■ Task statement
Copy out all lines of the listing below that hold "JSON".
Segment Open
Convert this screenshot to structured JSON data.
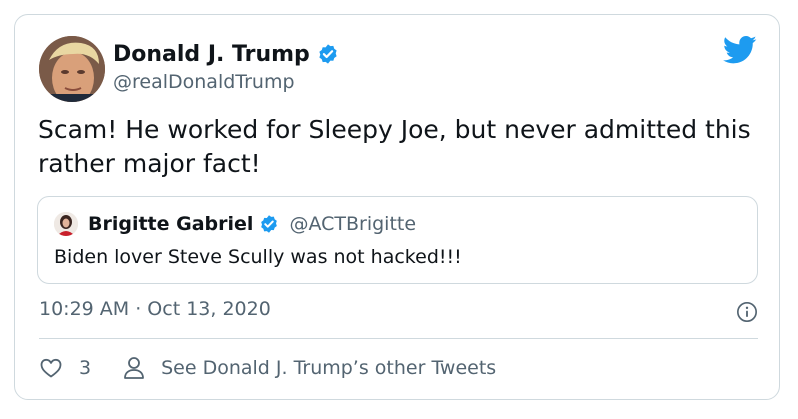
{
  "tweet": {
    "author_name": "Donald J. Trump",
    "author_handle": "@realDonaldTrump",
    "text": "Scam! He worked for Sleepy Joe, but never admitted this rather major fact!",
    "timestamp": "10:29 AM · Oct 13, 2020",
    "like_count": "3",
    "see_more_label": "See Donald J. Trump’s other Tweets"
  },
  "quoted_tweet": {
    "author_name": "Brigitte Gabriel",
    "author_handle": "@ACTBrigitte",
    "text": "Biden lover Steve Scully was not hacked!!!"
  },
  "icons": {
    "verified": "verified-badge-icon",
    "brand": "twitter-bird-icon",
    "info": "info-icon",
    "like": "heart-icon",
    "profile": "person-icon"
  },
  "colors": {
    "brand_blue": "#1d9bf0",
    "text_primary": "#0f1419",
    "text_secondary": "#536471",
    "border": "#cfd9de"
  }
}
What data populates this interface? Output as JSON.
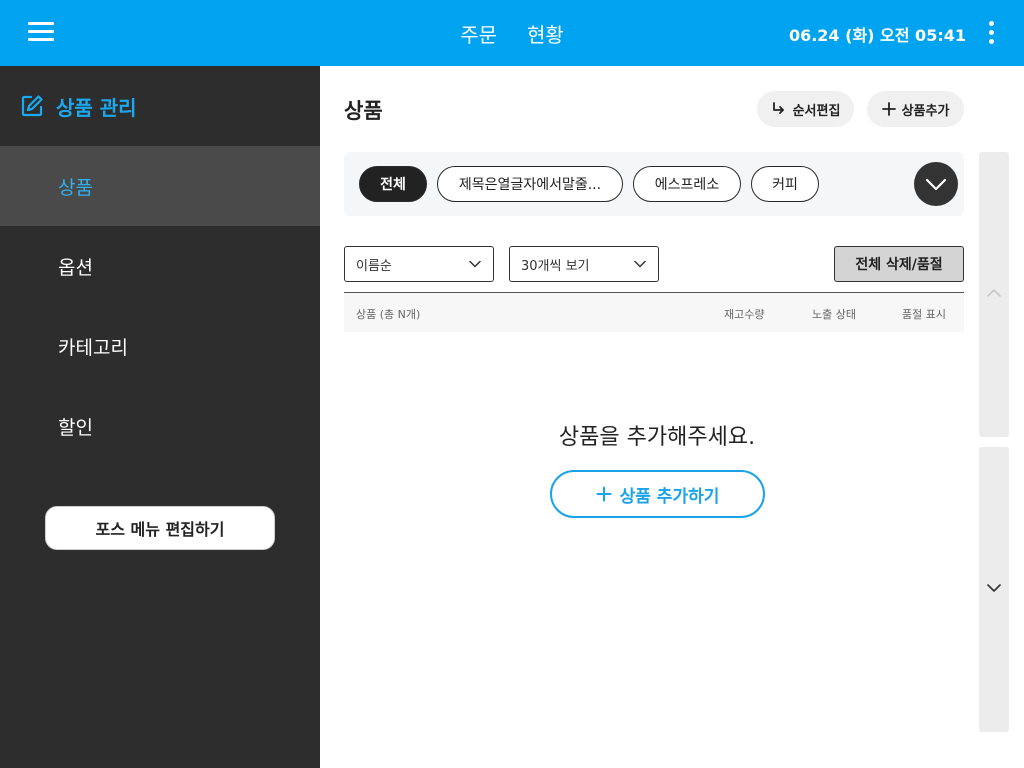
{
  "topbar": {
    "menu_icon": "hamburger-icon",
    "tabs": [
      {
        "label": "주문"
      },
      {
        "label": "현황"
      }
    ],
    "datetime": "06.24 (화) 오전 05:41",
    "more_icon": "vertical-dots-icon",
    "background_color": "#00a3ef"
  },
  "sidebar": {
    "header_icon": "edit-icon",
    "title": "상품 관리",
    "items": [
      {
        "label": "상품",
        "active": true
      },
      {
        "label": "옵션",
        "active": false
      },
      {
        "label": "카테고리",
        "active": false
      },
      {
        "label": "할인",
        "active": false
      }
    ],
    "pos_button_label": "포스 메뉴 편집하기",
    "background_color": "#2d2d2d",
    "accent_color": "#1aa9f0"
  },
  "main": {
    "title": "상품",
    "reorder_button": {
      "label": "순서편집",
      "icon": "return-arrow-icon"
    },
    "add_button": {
      "label": "상품추가",
      "icon": "plus-icon"
    },
    "category_chips": [
      {
        "label": "전체",
        "active": true
      },
      {
        "label": "제목은열글자에서말줄...",
        "active": false
      },
      {
        "label": "에스프레소",
        "active": false
      },
      {
        "label": "커피",
        "active": false
      }
    ],
    "expand_icon": "chevron-down-icon",
    "sort_select": {
      "value": "이름순"
    },
    "page_size_select": {
      "value": "30개씩 보기"
    },
    "bulk_action_label": "전체 삭제/품절",
    "table_headers": [
      "상품 (총 N개)",
      "재고수량",
      "노출 상태",
      "품절 표시"
    ],
    "empty_message": "상품을 추가해주세요.",
    "empty_add_button_label": "상품 추가하기"
  },
  "scroll": {
    "up_icon": "chevron-up-icon",
    "down_icon": "chevron-down-icon"
  }
}
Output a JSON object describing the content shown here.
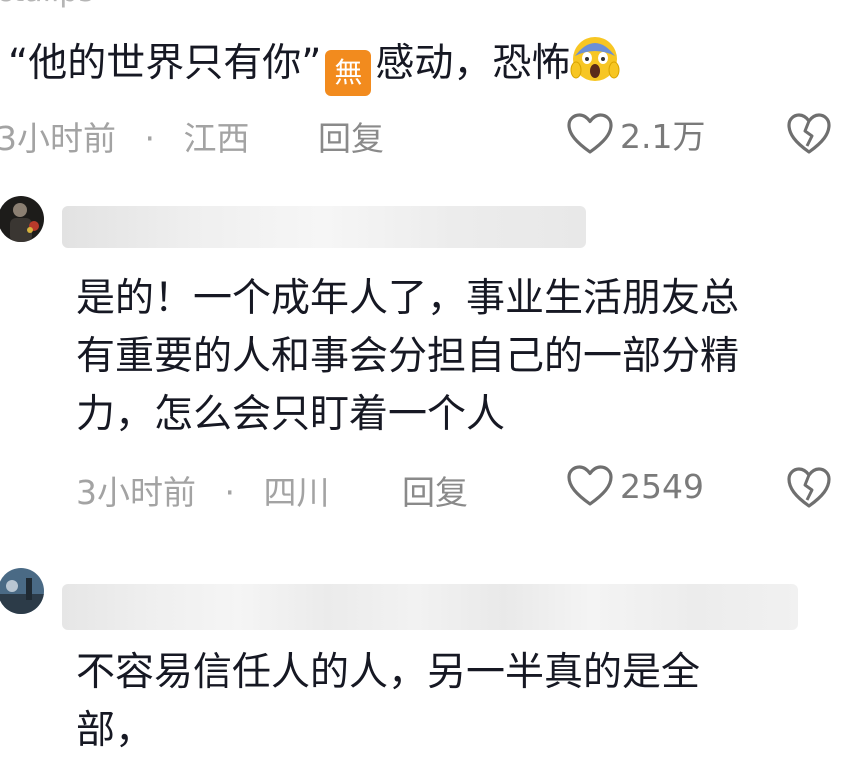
{
  "comments": [
    {
      "username": "ctalips",
      "text_quote": "“他的世界只有你”",
      "text_flag": "無",
      "text_after": "感动，恐怖",
      "emoji": "scream-face-icon",
      "time": "3小时前",
      "location": "江西",
      "reply_label": "回复",
      "likes": "2.1万"
    },
    {
      "lines": [
        "是的！一个成年人了，事业生活朋友总",
        "有重要的人和事会分担自己的一部分精",
        "力，怎么会只盯着一个人"
      ],
      "time": "3小时前",
      "location": "四川",
      "reply_label": "回复",
      "likes": "2549"
    },
    {
      "lines": [
        "不容易信任人的人，另一半真的是全",
        "部，"
      ]
    }
  ],
  "separator": "·",
  "colors": {
    "text": "#161823",
    "meta": "#a3a3a3",
    "icon": "#6f6f6f",
    "flag": "#f28b1e"
  }
}
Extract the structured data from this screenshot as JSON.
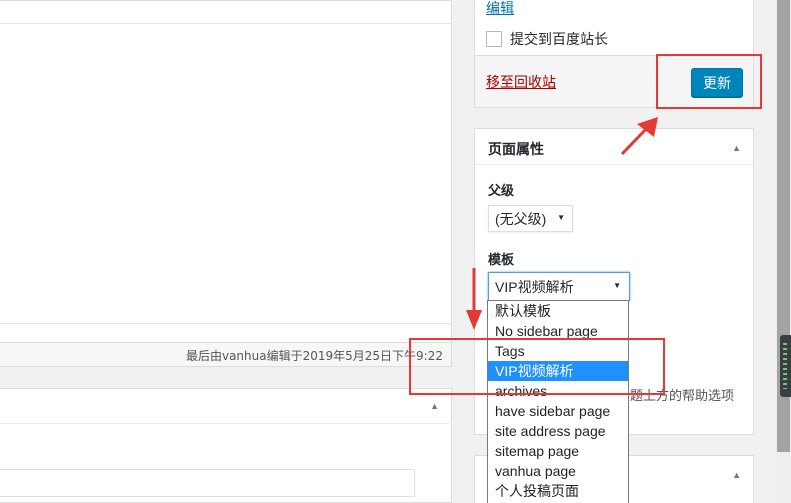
{
  "status_bar": {
    "last_edited": "最后由vanhua编辑于2019年5月25日下午9:22"
  },
  "publish": {
    "edit_link": "编辑",
    "baidu_checkbox_label": "提交到百度站长",
    "trash_link": "移至回收站",
    "update_button": "更新"
  },
  "page_attributes": {
    "title": "页面属性",
    "parent_label": "父级",
    "parent_value": "(无父级)",
    "template_label": "模板",
    "template_value": "VIP视频解析",
    "help_text": "题上方的帮助选项"
  },
  "template_options": [
    "默认模板",
    "No sidebar page",
    "Tags",
    "VIP视频解析",
    "archives",
    "have sidebar page",
    "site address page",
    "sitemap page",
    "vanhua page",
    "个人投稿页面"
  ],
  "selected_option_index": 3,
  "colors": {
    "primary_button": "#0085ba",
    "link": "#0073aa",
    "trash": "#a00",
    "highlight": "#1e90ff",
    "annotation": "#e53935"
  }
}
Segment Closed
■ Problem solution
Convert this screenshot to structured JSON data.
What data populates this interface? Output as JSON.
Output a JSON object describing the content shown here.
Extract the structured data from this screenshot as JSON.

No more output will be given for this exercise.